**Problem**:
Each image should be skipped while the records are restated word for word.

**Data section**:
==================================================

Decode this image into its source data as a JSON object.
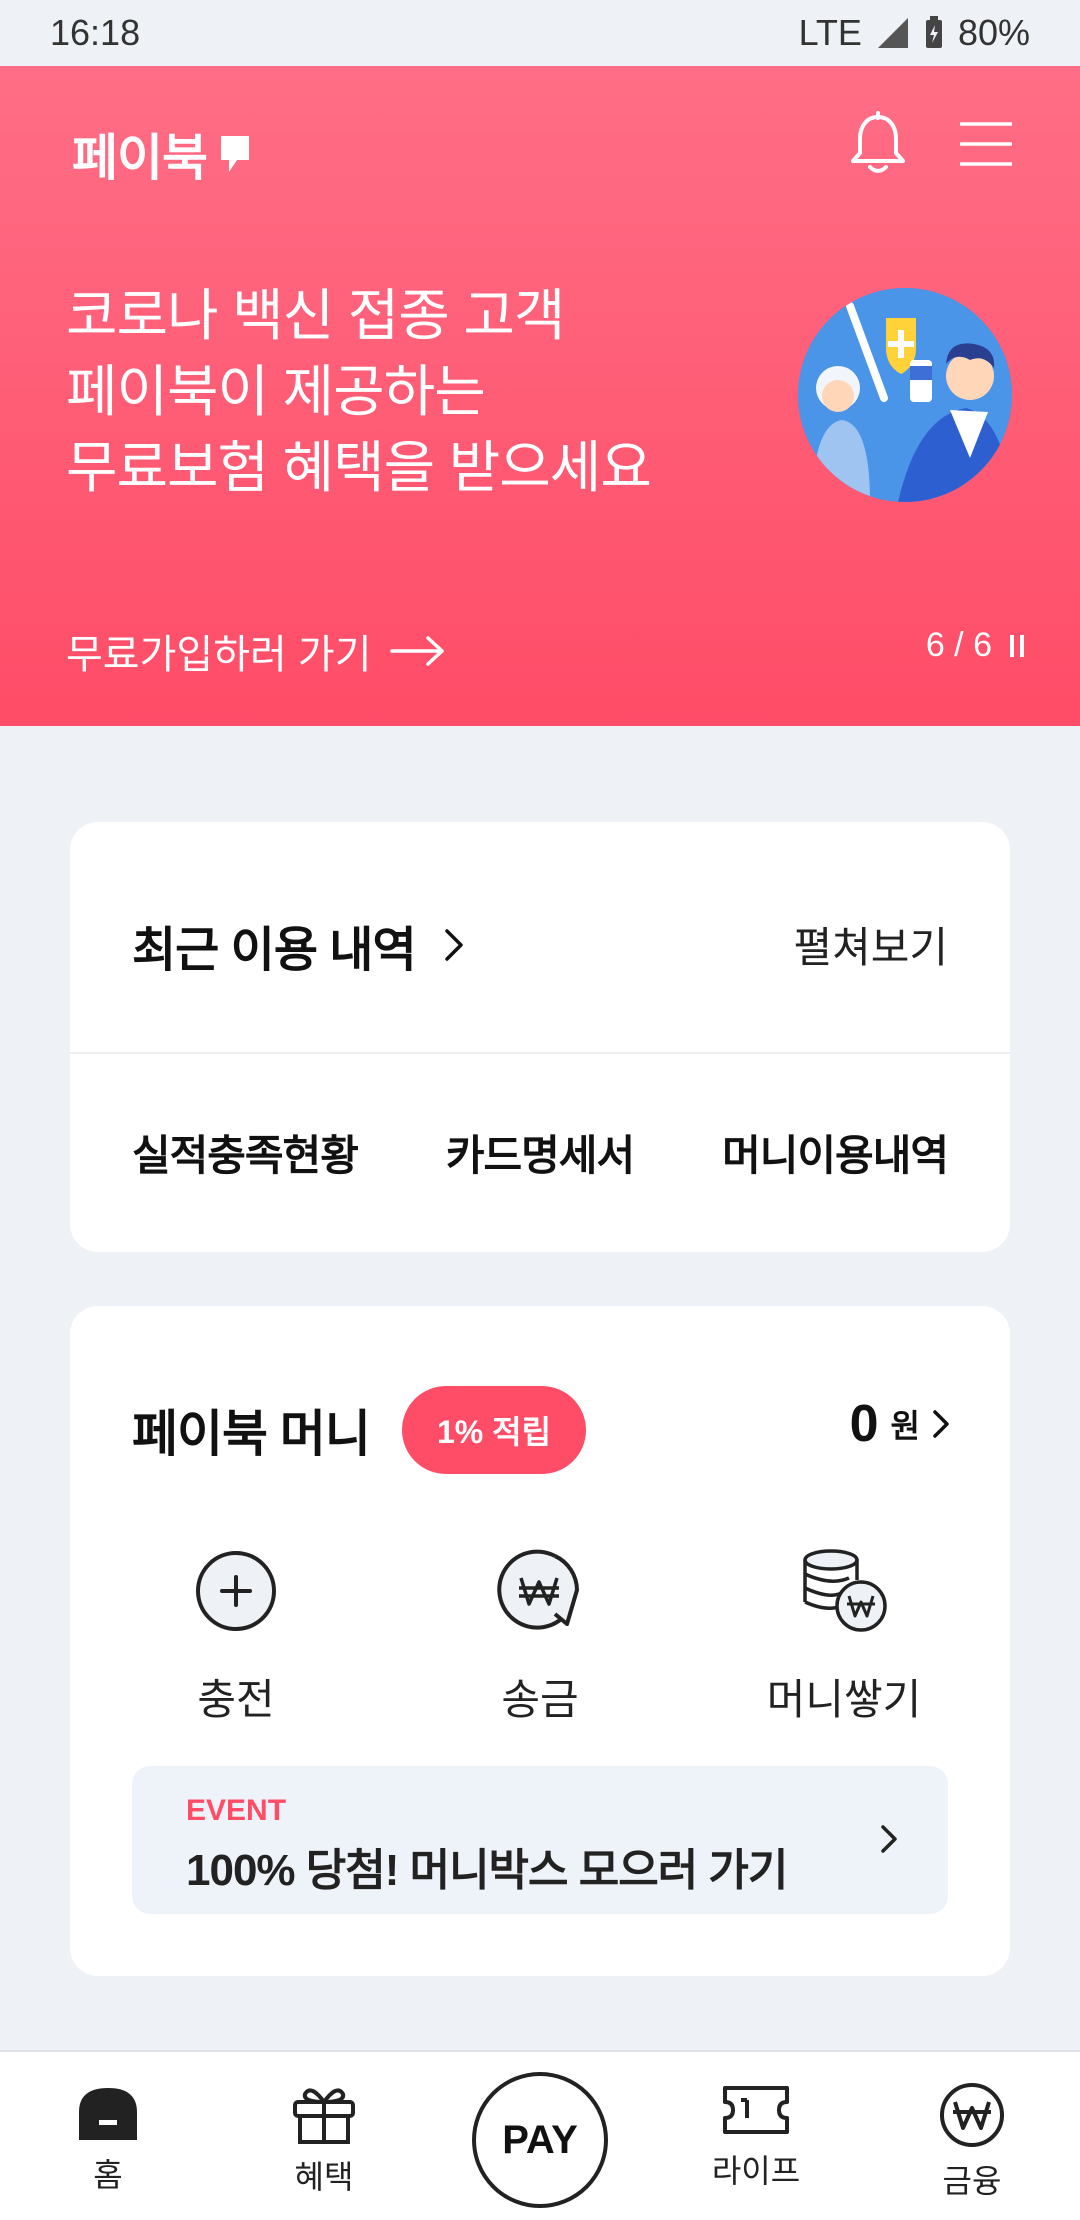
{
  "status": {
    "time": "16:18",
    "network": "LTE",
    "battery": "80%"
  },
  "header": {
    "logo": "페이북",
    "bell_icon": "bell-icon",
    "menu_icon": "hamburger-menu-icon"
  },
  "banner": {
    "lines": [
      "코로나 백신 접종 고객",
      "페이북이 제공하는",
      "무료보험 혜택을 받으세요"
    ],
    "link": "무료가입하러 가기",
    "pager": "6 / 6",
    "image_icon": "vaccine-illustration",
    "bg_colors": [
      "#ff6e86",
      "#ff4c67"
    ]
  },
  "recent": {
    "title": "최근 이용 내역",
    "expand": "펼쳐보기",
    "links": [
      "실적충족현황",
      "카드명세서",
      "머니이용내역"
    ]
  },
  "money": {
    "title": "페이북 머니",
    "badge": "1% 적립",
    "amount": "0",
    "unit": "원",
    "actions": [
      {
        "label": "충전",
        "icon": "plus-circle-icon"
      },
      {
        "label": "송금",
        "icon": "won-send-icon"
      },
      {
        "label": "머니쌓기",
        "icon": "coin-stack-icon"
      }
    ],
    "event": {
      "tag": "EVENT",
      "text": "100% 당첨! 머니박스 모으러 가기"
    }
  },
  "nav": [
    {
      "label": "홈",
      "icon": "home-icon"
    },
    {
      "label": "혜택",
      "icon": "gift-icon"
    },
    {
      "label": "PAY",
      "icon": "pay-button"
    },
    {
      "label": "라이프",
      "icon": "ticket-icon"
    },
    {
      "label": "금융",
      "icon": "won-circle-icon"
    }
  ],
  "colors": {
    "accent": "#ff4c67",
    "background": "#eef1f6"
  }
}
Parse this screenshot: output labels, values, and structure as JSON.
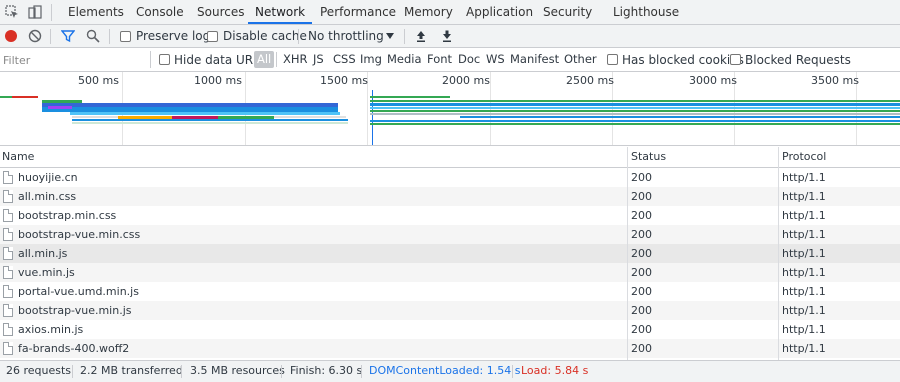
{
  "tabs": [
    "Elements",
    "Console",
    "Sources",
    "Network",
    "Performance",
    "Memory",
    "Application",
    "Security",
    "Lighthouse"
  ],
  "active_tab": "Network",
  "toolbar": {
    "preserve_log": "Preserve log",
    "disable_cache": "Disable cache",
    "throttling": "No throttling"
  },
  "filterbar": {
    "placeholder": "Filter",
    "hide_data_urls": "Hide data URLs",
    "types": [
      "All",
      "XHR",
      "JS",
      "CSS",
      "Img",
      "Media",
      "Font",
      "Doc",
      "WS",
      "Manifest",
      "Other"
    ],
    "active_type": "All",
    "has_blocked_cookies": "Has blocked cookies",
    "blocked_requests": "Blocked Requests"
  },
  "overview": {
    "ticks": [
      "500 ms",
      "1000 ms",
      "1500 ms",
      "2000 ms",
      "2500 ms",
      "3000 ms",
      "3500 ms"
    ]
  },
  "table": {
    "headers": [
      "Name",
      "Status",
      "Protocol"
    ],
    "rows": [
      {
        "name": "huoyijie.cn",
        "status": "200",
        "protocol": "http/1.1"
      },
      {
        "name": "all.min.css",
        "status": "200",
        "protocol": "http/1.1"
      },
      {
        "name": "bootstrap.min.css",
        "status": "200",
        "protocol": "http/1.1"
      },
      {
        "name": "bootstrap-vue.min.css",
        "status": "200",
        "protocol": "http/1.1"
      },
      {
        "name": "all.min.js",
        "status": "200",
        "protocol": "http/1.1"
      },
      {
        "name": "vue.min.js",
        "status": "200",
        "protocol": "http/1.1"
      },
      {
        "name": "portal-vue.umd.min.js",
        "status": "200",
        "protocol": "http/1.1"
      },
      {
        "name": "bootstrap-vue.min.js",
        "status": "200",
        "protocol": "http/1.1"
      },
      {
        "name": "axios.min.js",
        "status": "200",
        "protocol": "http/1.1"
      },
      {
        "name": "fa-brands-400.woff2",
        "status": "200",
        "protocol": "http/1.1"
      }
    ]
  },
  "statusbar": {
    "requests": "26 requests",
    "transferred": "2.2 MB transferred",
    "resources": "3.5 MB resources",
    "finish": "Finish: 6.30 s",
    "dom_content_loaded": "DOMContentLoaded: 1.54 s",
    "load": "Load: 5.84 s"
  },
  "colors": {
    "accent": "#1a73e8",
    "record": "#d93025",
    "dcl": "#1a73e8",
    "load": "#d93025"
  }
}
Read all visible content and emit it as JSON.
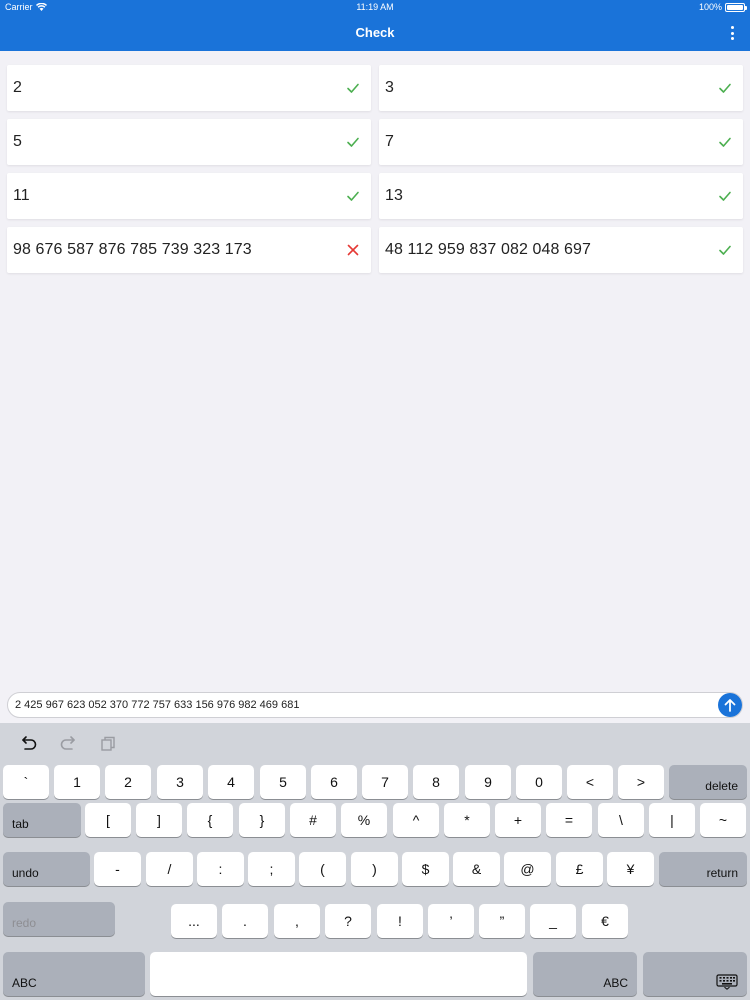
{
  "status_bar": {
    "carrier": "Carrier",
    "time": "11:19 AM",
    "battery": "100%",
    "battery_level": 1.0
  },
  "nav": {
    "title": "Check",
    "menu_icon": "more-vertical-icon"
  },
  "colors": {
    "accent": "#1a73d9",
    "valid": "#4caf50",
    "invalid": "#e53935"
  },
  "results": [
    {
      "value": "2",
      "status": "valid"
    },
    {
      "value": "3",
      "status": "valid"
    },
    {
      "value": "5",
      "status": "valid"
    },
    {
      "value": "7",
      "status": "valid"
    },
    {
      "value": "11",
      "status": "valid"
    },
    {
      "value": "13",
      "status": "valid"
    },
    {
      "value": "98 676 587 876 785 739 323 173",
      "status": "invalid"
    },
    {
      "value": "48 112 959 837 082 048 697",
      "status": "valid"
    }
  ],
  "input": {
    "value": "2 425 967 623 052 370 772 757 633 156 976 982 469 681"
  },
  "keyboard": {
    "toolbar": [
      "undo-icon",
      "redo-icon",
      "paste-icon"
    ],
    "row1": [
      "`",
      "1",
      "2",
      "3",
      "4",
      "5",
      "6",
      "7",
      "8",
      "9",
      "0",
      "<",
      ">"
    ],
    "delete": "delete",
    "tab": "tab",
    "row2": [
      "[",
      "]",
      "{",
      "}",
      "#",
      "%",
      "^",
      "*",
      "+",
      "=",
      "\\",
      "|",
      "~"
    ],
    "undo": "undo",
    "row3": [
      "-",
      "/",
      ":",
      ";",
      "(",
      ")",
      "$",
      "&",
      "@",
      "£",
      "¥"
    ],
    "return": "return",
    "redo": "redo",
    "row4": [
      "...",
      ".",
      ",",
      "?",
      "!",
      "’",
      "”",
      "_",
      "€"
    ],
    "abc_left": "ABC",
    "abc_right": "ABC",
    "dismiss_icon": "keyboard-dismiss-icon"
  }
}
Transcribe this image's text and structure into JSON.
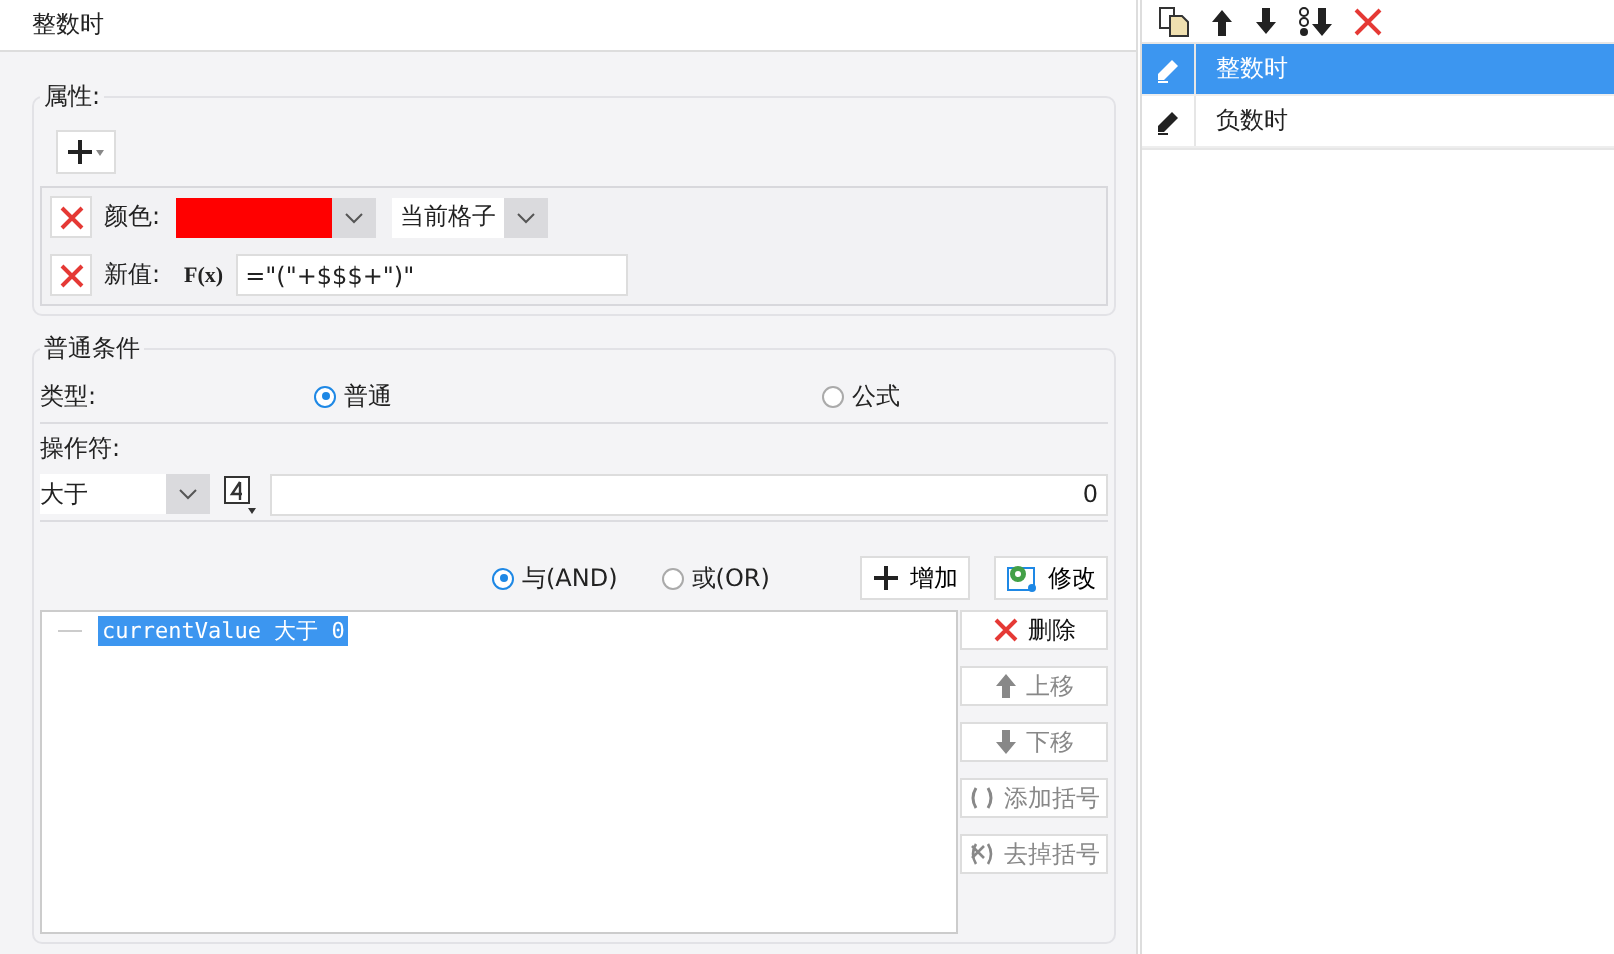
{
  "title": "整数时",
  "properties": {
    "legend": "属性:",
    "rows": [
      {
        "kind": "color",
        "label": "颜色:",
        "color": "#ff0000",
        "scope": "当前格子"
      },
      {
        "kind": "value",
        "label": "新值:",
        "formula_button": "F(x)",
        "formula": "=\"(\"+$$$+\")\""
      }
    ]
  },
  "condition": {
    "legend": "普通条件",
    "type_label": "类型:",
    "types": [
      {
        "label": "普通",
        "selected": true
      },
      {
        "label": "公式",
        "selected": false
      }
    ],
    "operator_label": "操作符:",
    "operator": "大于",
    "operand": "0",
    "logic": [
      {
        "label": "与(AND)",
        "selected": true
      },
      {
        "label": "或(OR)",
        "selected": false
      }
    ],
    "add": "增加",
    "modify": "修改",
    "items": [
      {
        "text": "currentValue 大于 0",
        "selected": true
      }
    ],
    "actions": [
      {
        "label": "删除",
        "kind": "delete",
        "disabled": false
      },
      {
        "label": "上移",
        "kind": "up",
        "disabled": true
      },
      {
        "label": "下移",
        "kind": "down",
        "disabled": true
      },
      {
        "label": "添加括号",
        "kind": "brackets",
        "disabled": true
      },
      {
        "label": "去掉括号",
        "kind": "unbrackets",
        "disabled": true
      }
    ]
  },
  "rules": [
    {
      "label": "整数时",
      "selected": true
    },
    {
      "label": "负数时",
      "selected": false
    }
  ]
}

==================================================

**Task response**:
Decode this image into its source data as a JSON object.
{
  "status": {
    "time": "16:18",
    "network": "LTE",
    "battery": "80%"
  },
  "header": {
    "logo": "페이북",
    "bell_icon": "bell-icon",
    "menu_icon": "hamburger-menu-icon"
  },
  "banner": {
    "lines": [
      "코로나 백신 접종 고객",
      "페이북이 제공하는",
      "무료보험 혜택을 받으세요"
    ],
    "link": "무료가입하러 가기",
    "pager": "6 / 6",
    "image_icon": "vaccine-illustration",
    "bg_colors": [
      "#ff6e86",
      "#ff4c67"
    ]
  },
  "recent": {
    "title": "최근 이용 내역",
    "expand": "펼쳐보기",
    "links": [
      "실적충족현황",
      "카드명세서",
      "머니이용내역"
    ]
  },
  "money": {
    "title": "페이북 머니",
    "badge": "1% 적립",
    "amount": "0",
    "unit": "원",
    "actions": [
      {
        "label": "충전",
        "icon": "plus-circle-icon"
      },
      {
        "label": "송금",
        "icon": "won-send-icon"
      },
      {
        "label": "머니쌓기",
        "icon": "coin-stack-icon"
      }
    ],
    "event": {
      "tag": "EVENT",
      "text": "100% 당첨! 머니박스 모으러 가기"
    }
  },
  "nav": [
    {
      "label": "홈",
      "icon": "home-icon"
    },
    {
      "label": "혜택",
      "icon": "gift-icon"
    },
    {
      "label": "PAY",
      "icon": "pay-button"
    },
    {
      "label": "라이프",
      "icon": "ticket-icon"
    },
    {
      "label": "금융",
      "icon": "won-circle-icon"
    }
  ],
  "colors": {
    "accent": "#ff4c67",
    "background": "#eef1f6"
  }
}
Parse this screenshot: output labels, values, and structure as JSON.
{
  "tabs": [
    "Elements",
    "Console",
    "Sources",
    "Network",
    "Performance",
    "Memory",
    "Application",
    "Security",
    "Lighthouse"
  ],
  "active_tab": "Network",
  "toolbar": {
    "preserve_log": "Preserve log",
    "disable_cache": "Disable cache",
    "throttling": "No throttling"
  },
  "filterbar": {
    "placeholder": "Filter",
    "hide_data_urls": "Hide data URLs",
    "types": [
      "All",
      "XHR",
      "JS",
      "CSS",
      "Img",
      "Media",
      "Font",
      "Doc",
      "WS",
      "Manifest",
      "Other"
    ],
    "active_type": "All",
    "has_blocked_cookies": "Has blocked cookies",
    "blocked_requests": "Blocked Requests"
  },
  "overview": {
    "ticks": [
      "500 ms",
      "1000 ms",
      "1500 ms",
      "2000 ms",
      "2500 ms",
      "3000 ms",
      "3500 ms"
    ]
  },
  "table": {
    "headers": [
      "Name",
      "Status",
      "Protocol"
    ],
    "rows": [
      {
        "name": "huoyijie.cn",
        "status": "200",
        "protocol": "http/1.1"
      },
      {
        "name": "all.min.css",
        "status": "200",
        "protocol": "http/1.1"
      },
      {
        "name": "bootstrap.min.css",
        "status": "200",
        "protocol": "http/1.1"
      },
      {
        "name": "bootstrap-vue.min.css",
        "status": "200",
        "protocol": "http/1.1"
      },
      {
        "name": "all.min.js",
        "status": "200",
        "protocol": "http/1.1"
      },
      {
        "name": "vue.min.js",
        "status": "200",
        "protocol": "http/1.1"
      },
      {
        "name": "portal-vue.umd.min.js",
        "status": "200",
        "protocol": "http/1.1"
      },
      {
        "name": "bootstrap-vue.min.js",
        "status": "200",
        "protocol": "http/1.1"
      },
      {
        "name": "axios.min.js",
        "status": "200",
        "protocol": "http/1.1"
      },
      {
        "name": "fa-brands-400.woff2",
        "status": "200",
        "protocol": "http/1.1"
      }
    ]
  },
  "statusbar": {
    "requests": "26 requests",
    "transferred": "2.2 MB transferred",
    "resources": "3.5 MB resources",
    "finish": "Finish: 6.30 s",
    "dom_content_loaded": "DOMContentLoaded: 1.54 s",
    "load": "Load: 5.84 s"
  },
  "colors": {
    "accent": "#1a73e8",
    "record": "#d93025",
    "dcl": "#1a73e8",
    "load": "#d93025"
  }
}
Read all visible content and emit it as JSON.
{
  "status_bar": {
    "carrier": "Carrier",
    "time": "11:19 AM",
    "battery": "100%",
    "battery_level": 1.0
  },
  "nav": {
    "title": "Check",
    "menu_icon": "more-vertical-icon"
  },
  "colors": {
    "accent": "#1a73d9",
    "valid": "#4caf50",
    "invalid": "#e53935"
  },
  "results": [
    {
      "value": "2",
      "status": "valid"
    },
    {
      "value": "3",
      "status": "valid"
    },
    {
      "value": "5",
      "status": "valid"
    },
    {
      "value": "7",
      "status": "valid"
    },
    {
      "value": "11",
      "status": "valid"
    },
    {
      "value": "13",
      "status": "valid"
    },
    {
      "value": "98 676 587 876 785 739 323 173",
      "status": "invalid"
    },
    {
      "value": "48 112 959 837 082 048 697",
      "status": "valid"
    }
  ],
  "input": {
    "value": "2 425 967 623 052 370 772 757 633 156 976 982 469 681"
  },
  "keyboard": {
    "toolbar": [
      "undo-icon",
      "redo-icon",
      "paste-icon"
    ],
    "row1": [
      "`",
      "1",
      "2",
      "3",
      "4",
      "5",
      "6",
      "7",
      "8",
      "9",
      "0",
      "<",
      ">"
    ],
    "delete": "delete",
    "tab": "tab",
    "row2": [
      "[",
      "]",
      "{",
      "}",
      "#",
      "%",
      "^",
      "*",
      "+",
      "=",
      "\\",
      "|",
      "~"
    ],
    "undo": "undo",
    "row3": [
      "-",
      "/",
      ":",
      ";",
      "(",
      ")",
      "$",
      "&",
      "@",
      "£",
      "¥"
    ],
    "return": "return",
    "redo": "redo",
    "row4": [
      "...",
      ".",
      ",",
      "?",
      "!",
      "’",
      "”",
      "_",
      "€"
    ],
    "abc_left": "ABC",
    "abc_right": "ABC",
    "dismiss_icon": "keyboard-dismiss-icon"
  }
}
Transcribe this image's text and structure into JSON.
{
  "title": "整数时",
  "properties": {
    "legend": "属性:",
    "rows": [
      {
        "kind": "color",
        "label": "颜色:",
        "color": "#ff0000",
        "scope": "当前格子"
      },
      {
        "kind": "value",
        "label": "新值:",
        "formula_button": "F(x)",
        "formula": "=\"(\"+$$$+\")\""
      }
    ]
  },
  "condition": {
    "legend": "普通条件",
    "type_label": "类型:",
    "types": [
      {
        "label": "普通",
        "selected": true
      },
      {
        "label": "公式",
        "selected": false
      }
    ],
    "operator_label": "操作符:",
    "operator": "大于",
    "operand": "0",
    "logic": [
      {
        "label": "与(AND)",
        "selected": true
      },
      {
        "label": "或(OR)",
        "selected": false
      }
    ],
    "add": "增加",
    "modify": "修改",
    "items": [
      {
        "text": "currentValue 大于 0",
        "selected": true
      }
    ],
    "actions": [
      {
        "label": "删除",
        "kind": "delete",
        "disabled": false
      },
      {
        "label": "上移",
        "kind": "up",
        "disabled": true
      },
      {
        "label": "下移",
        "kind": "down",
        "disabled": true
      },
      {
        "label": "添加括号",
        "kind": "brackets",
        "disabled": true
      },
      {
        "label": "去掉括号",
        "kind": "unbrackets",
        "disabled": true
      }
    ]
  },
  "rules": [
    {
      "label": "整数时",
      "selected": true
    },
    {
      "label": "负数时",
      "selected": false
    }
  ]
}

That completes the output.